+++ The data +++

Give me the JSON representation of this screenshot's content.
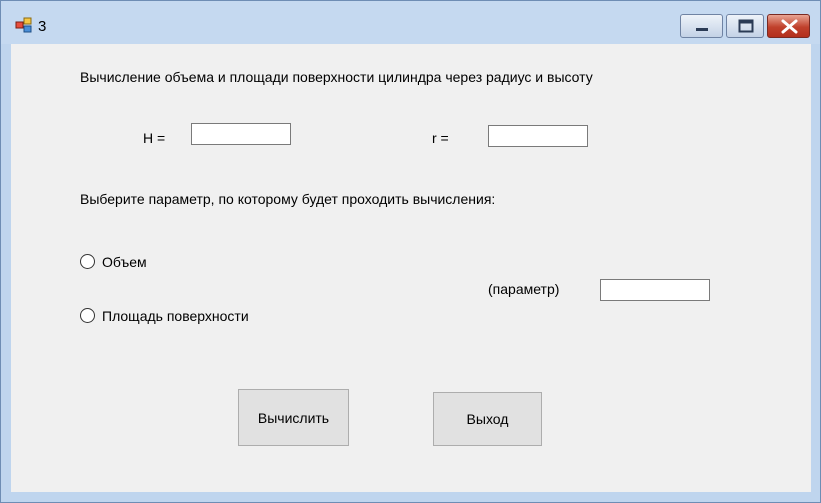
{
  "window": {
    "title": "3",
    "icon": "app-icon",
    "controls": {
      "minimize": "minimize-icon",
      "maximize": "maximize-icon",
      "close": "close-icon"
    }
  },
  "form": {
    "heading": "Вычисление объема и площади поверхности цилиндра через радиус и высоту",
    "height_label": "H =",
    "height_value": "",
    "radius_label": "r =",
    "radius_value": "",
    "choose_label": "Выберите параметр, по которому будет проходить вычисления:",
    "options": [
      {
        "label": "Объем",
        "checked": false
      },
      {
        "label": "Площадь поверхности",
        "checked": false
      }
    ],
    "param_label": "(параметр)",
    "param_value": "",
    "calc_button": "Вычислить",
    "exit_button": "Выход"
  },
  "colors": {
    "window_frame": "#bfd5ee",
    "client_background": "#f0f0f0",
    "button_face": "#e1e1e1",
    "close_button": "#c0412c"
  }
}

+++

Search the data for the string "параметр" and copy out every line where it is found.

*Output of the task*
    "choose_label": "Выберите параметр, по которому будет проходить вычисления:",
    "param_label": "(параметр)",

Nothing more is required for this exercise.